Task directions =>
If a line of the data contains the word "TESTE", it is counted; report how many such lines there are and nothing else.

Materials provided =>
[Start of section]
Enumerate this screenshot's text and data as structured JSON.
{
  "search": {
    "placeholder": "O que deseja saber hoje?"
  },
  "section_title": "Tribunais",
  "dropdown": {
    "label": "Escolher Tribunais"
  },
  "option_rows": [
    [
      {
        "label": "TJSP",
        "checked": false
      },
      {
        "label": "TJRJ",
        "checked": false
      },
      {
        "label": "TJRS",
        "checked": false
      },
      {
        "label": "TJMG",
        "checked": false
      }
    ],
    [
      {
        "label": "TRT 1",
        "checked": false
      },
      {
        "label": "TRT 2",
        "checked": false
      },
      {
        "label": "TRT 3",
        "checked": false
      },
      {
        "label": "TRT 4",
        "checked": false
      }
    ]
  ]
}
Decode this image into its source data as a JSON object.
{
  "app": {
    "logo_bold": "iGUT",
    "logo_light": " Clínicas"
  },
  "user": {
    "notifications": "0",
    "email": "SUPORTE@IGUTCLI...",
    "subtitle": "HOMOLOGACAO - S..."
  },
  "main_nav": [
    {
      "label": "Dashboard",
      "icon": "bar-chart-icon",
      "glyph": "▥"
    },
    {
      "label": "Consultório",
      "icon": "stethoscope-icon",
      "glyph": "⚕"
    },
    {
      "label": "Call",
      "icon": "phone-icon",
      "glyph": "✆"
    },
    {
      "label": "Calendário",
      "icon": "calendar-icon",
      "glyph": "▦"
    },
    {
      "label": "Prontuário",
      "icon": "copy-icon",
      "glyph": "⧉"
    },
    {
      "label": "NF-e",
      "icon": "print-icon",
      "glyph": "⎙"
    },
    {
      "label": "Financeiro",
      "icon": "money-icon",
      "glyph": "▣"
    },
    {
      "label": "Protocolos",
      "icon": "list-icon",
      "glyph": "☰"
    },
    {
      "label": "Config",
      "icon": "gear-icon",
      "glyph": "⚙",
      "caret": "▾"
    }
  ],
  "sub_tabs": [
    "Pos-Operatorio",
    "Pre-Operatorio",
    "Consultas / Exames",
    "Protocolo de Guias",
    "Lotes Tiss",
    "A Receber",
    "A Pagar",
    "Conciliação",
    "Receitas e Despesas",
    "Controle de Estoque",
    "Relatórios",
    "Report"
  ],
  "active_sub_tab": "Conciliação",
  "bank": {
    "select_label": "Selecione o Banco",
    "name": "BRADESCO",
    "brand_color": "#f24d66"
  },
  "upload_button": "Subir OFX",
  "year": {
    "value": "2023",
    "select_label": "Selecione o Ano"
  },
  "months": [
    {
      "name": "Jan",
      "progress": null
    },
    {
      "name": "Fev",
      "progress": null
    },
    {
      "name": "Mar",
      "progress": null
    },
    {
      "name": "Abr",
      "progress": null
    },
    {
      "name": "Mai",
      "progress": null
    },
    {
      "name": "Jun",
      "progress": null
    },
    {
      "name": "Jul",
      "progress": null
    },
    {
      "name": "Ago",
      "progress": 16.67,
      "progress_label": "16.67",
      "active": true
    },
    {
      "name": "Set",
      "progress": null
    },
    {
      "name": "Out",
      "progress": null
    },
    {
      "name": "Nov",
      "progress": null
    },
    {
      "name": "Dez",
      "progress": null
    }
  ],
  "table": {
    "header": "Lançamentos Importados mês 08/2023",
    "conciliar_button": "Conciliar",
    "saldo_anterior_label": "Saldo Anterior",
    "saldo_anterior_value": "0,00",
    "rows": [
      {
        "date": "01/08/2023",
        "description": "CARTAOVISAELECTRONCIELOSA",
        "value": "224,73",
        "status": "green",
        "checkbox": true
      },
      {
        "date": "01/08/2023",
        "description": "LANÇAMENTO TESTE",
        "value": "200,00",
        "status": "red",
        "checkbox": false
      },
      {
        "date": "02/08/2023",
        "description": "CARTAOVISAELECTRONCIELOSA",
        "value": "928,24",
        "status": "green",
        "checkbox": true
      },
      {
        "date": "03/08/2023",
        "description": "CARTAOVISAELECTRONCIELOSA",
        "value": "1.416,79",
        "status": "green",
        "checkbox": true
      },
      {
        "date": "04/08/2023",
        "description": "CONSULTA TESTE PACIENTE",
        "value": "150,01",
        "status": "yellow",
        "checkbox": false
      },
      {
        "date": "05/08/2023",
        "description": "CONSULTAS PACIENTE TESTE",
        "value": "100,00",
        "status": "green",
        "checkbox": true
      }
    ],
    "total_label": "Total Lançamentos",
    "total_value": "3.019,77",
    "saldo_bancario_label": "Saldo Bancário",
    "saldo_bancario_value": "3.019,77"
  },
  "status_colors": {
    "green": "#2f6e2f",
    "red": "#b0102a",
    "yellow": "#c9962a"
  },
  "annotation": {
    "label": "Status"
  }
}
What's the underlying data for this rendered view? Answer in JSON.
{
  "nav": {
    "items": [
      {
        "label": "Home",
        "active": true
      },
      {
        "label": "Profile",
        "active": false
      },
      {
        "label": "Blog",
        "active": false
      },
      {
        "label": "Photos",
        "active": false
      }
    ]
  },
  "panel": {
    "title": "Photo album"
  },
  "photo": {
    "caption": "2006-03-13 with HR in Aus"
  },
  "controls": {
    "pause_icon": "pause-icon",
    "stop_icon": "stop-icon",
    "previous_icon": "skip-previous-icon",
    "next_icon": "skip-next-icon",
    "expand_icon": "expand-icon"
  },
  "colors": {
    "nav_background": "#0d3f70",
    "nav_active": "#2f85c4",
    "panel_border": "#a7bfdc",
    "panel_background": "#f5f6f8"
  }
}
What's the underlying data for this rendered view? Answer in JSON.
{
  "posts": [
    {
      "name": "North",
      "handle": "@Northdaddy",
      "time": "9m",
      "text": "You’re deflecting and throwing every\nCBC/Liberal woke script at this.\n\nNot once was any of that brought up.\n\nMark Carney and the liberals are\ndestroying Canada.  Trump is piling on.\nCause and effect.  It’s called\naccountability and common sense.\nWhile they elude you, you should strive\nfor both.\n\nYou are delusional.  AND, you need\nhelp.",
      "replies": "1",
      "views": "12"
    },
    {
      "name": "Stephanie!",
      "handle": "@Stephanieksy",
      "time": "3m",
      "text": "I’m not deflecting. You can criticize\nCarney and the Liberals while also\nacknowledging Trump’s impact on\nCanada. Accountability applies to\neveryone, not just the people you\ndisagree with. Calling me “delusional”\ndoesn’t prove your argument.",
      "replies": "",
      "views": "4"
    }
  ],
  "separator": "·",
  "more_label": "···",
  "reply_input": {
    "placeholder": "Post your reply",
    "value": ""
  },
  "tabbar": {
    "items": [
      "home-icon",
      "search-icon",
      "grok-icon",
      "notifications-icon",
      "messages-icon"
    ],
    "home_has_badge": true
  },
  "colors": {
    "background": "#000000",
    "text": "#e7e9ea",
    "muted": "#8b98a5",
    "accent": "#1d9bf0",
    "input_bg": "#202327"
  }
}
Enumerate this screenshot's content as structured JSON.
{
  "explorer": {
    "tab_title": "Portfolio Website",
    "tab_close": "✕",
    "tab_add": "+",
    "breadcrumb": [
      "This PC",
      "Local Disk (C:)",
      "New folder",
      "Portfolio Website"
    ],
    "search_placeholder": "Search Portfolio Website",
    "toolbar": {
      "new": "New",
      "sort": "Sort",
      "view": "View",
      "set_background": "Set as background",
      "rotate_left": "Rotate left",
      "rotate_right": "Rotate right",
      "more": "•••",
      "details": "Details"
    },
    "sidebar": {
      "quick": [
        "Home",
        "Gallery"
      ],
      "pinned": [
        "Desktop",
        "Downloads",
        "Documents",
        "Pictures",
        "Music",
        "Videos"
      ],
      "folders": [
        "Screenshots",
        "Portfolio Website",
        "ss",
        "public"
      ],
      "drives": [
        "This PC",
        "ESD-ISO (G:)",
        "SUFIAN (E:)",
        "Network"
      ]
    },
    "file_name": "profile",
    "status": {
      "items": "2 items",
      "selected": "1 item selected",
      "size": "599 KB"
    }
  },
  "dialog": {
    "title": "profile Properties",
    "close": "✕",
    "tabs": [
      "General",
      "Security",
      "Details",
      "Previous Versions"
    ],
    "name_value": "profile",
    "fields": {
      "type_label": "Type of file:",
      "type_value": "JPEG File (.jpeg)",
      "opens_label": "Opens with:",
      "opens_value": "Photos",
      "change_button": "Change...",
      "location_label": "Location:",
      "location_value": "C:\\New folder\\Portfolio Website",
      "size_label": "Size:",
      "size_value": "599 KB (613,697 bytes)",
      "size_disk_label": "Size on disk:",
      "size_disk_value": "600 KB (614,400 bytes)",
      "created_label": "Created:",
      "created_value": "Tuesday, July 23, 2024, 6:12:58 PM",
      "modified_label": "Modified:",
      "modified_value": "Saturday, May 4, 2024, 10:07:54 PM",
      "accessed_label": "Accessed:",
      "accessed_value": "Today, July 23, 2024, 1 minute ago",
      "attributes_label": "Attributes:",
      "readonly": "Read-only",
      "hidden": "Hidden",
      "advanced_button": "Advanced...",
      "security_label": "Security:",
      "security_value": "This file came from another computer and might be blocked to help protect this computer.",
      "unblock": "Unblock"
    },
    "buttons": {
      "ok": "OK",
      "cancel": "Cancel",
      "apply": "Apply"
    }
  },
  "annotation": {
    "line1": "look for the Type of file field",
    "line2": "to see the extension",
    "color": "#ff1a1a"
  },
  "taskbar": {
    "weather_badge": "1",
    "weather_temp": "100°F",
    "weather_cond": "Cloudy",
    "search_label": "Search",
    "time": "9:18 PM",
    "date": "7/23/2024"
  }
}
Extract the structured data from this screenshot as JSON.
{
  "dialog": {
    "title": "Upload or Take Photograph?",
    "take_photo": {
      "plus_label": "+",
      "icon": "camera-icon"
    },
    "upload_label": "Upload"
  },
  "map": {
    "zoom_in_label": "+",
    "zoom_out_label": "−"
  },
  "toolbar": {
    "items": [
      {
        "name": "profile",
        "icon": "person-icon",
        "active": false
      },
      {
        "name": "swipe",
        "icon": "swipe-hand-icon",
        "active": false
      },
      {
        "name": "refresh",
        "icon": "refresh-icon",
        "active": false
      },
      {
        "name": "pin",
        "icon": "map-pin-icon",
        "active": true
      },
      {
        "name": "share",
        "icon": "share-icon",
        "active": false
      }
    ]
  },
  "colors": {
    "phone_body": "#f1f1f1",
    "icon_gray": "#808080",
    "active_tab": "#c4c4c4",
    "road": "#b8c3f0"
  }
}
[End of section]
Solution for this problem =>
3